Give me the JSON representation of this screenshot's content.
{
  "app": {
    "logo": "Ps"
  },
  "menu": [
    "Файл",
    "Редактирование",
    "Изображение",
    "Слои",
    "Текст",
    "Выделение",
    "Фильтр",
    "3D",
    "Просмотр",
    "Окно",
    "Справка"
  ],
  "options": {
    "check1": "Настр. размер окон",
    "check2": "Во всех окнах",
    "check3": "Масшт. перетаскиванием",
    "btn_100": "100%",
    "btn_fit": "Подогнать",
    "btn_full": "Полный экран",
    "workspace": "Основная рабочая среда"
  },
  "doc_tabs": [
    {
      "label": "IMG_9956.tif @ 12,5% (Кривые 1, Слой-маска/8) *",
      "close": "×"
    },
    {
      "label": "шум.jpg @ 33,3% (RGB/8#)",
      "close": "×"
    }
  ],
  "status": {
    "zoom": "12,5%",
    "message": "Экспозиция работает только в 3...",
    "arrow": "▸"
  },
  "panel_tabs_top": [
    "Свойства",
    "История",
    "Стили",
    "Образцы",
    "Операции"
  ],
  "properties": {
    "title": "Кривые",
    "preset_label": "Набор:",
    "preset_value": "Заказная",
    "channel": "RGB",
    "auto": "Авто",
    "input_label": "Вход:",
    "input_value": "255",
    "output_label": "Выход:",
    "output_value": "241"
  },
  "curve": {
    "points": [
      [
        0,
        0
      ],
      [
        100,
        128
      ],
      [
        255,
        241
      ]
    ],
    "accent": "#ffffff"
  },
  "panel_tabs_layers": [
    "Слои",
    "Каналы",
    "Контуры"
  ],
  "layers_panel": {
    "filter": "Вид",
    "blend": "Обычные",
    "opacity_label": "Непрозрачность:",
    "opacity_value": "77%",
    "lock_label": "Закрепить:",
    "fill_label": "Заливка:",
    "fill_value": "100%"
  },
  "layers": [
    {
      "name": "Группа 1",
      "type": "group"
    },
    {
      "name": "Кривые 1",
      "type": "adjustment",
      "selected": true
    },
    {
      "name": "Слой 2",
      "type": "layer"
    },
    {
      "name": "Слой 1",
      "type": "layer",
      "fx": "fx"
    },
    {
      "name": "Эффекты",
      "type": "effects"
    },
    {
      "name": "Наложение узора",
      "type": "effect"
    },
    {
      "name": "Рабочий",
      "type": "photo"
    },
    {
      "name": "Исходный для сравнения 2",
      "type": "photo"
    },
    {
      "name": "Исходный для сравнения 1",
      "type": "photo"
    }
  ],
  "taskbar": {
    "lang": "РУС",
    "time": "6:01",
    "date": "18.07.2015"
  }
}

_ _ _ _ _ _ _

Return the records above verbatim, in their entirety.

Give me the JSON representation of this screenshot's content.
{
  "app": {
    "logo": "Ps"
  },
  "menu": [
    "Файл",
    "Редактирование",
    "Изображение",
    "Слои",
    "Текст",
    "Выделение",
    "Фильтр",
    "3D",
    "Просмотр",
    "Окно",
    "Справка"
  ],
  "options": {
    "check1": "Настр. размер окон",
    "check2": "Во всех окнах",
    "check3": "Масшт. перетаскиванием",
    "btn_100": "100%",
    "btn_fit": "Подогнать",
    "btn_full": "Полный экран",
    "workspace": "Основная рабочая среда"
  },
  "doc_tabs": [
    {
      "label": "IMG_9956.tif @ 12,5% (Кривые 1, Слой-маска/8) *",
      "close": "×"
    },
    {
      "label": "шум.jpg @ 33,3% (RGB/8#)",
      "close": "×"
    }
  ],
  "status": {
    "zoom": "12,5%",
    "message": "Экспозиция работает только в 3...",
    "arrow": "▸"
  },
  "panel_tabs_top": [
    "Свойства",
    "История",
    "Стили",
    "Образцы",
    "Операции"
  ],
  "properties": {
    "title": "Кривые",
    "preset_label": "Набор:",
    "preset_value": "Заказная",
    "channel": "RGB",
    "auto": "Авто",
    "input_label": "Вход:",
    "input_value": "255",
    "output_label": "Выход:",
    "output_value": "241"
  },
  "curve": {
    "points": [
      [
        0,
        0
      ],
      [
        100,
        128
      ],
      [
        255,
        241
      ]
    ],
    "accent": "#ffffff"
  },
  "panel_tabs_layers": [
    "Слои",
    "Каналы",
    "Контуры"
  ],
  "layers_panel": {
    "filter": "Вид",
    "blend": "Обычные",
    "opacity_label": "Непрозрачность:",
    "opacity_value": "77%",
    "lock_label": "Закрепить:",
    "fill_label": "Заливка:",
    "fill_value": "100%"
  },
  "layers": [
    {
      "name": "Группа 1",
      "type": "group"
    },
    {
      "name": "Кривые 1",
      "type": "adjustment",
      "selected": true
    },
    {
      "name": "Слой 2",
      "type": "layer"
    },
    {
      "name": "Слой 1",
      "type": "layer",
      "fx": "fx"
    },
    {
      "name": "Эффекты",
      "type": "effects"
    },
    {
      "name": "Наложение узора",
      "type": "effect"
    },
    {
      "name": "Рабочий",
      "type": "photo"
    },
    {
      "name": "Исходный для сравнения 2",
      "type": "photo"
    },
    {
      "name": "Исходный для сравнения 1",
      "type": "photo"
    }
  ],
  "taskbar": {
    "lang": "РУС",
    "time": "6:01",
    "date": "18.07.2015"
  }
}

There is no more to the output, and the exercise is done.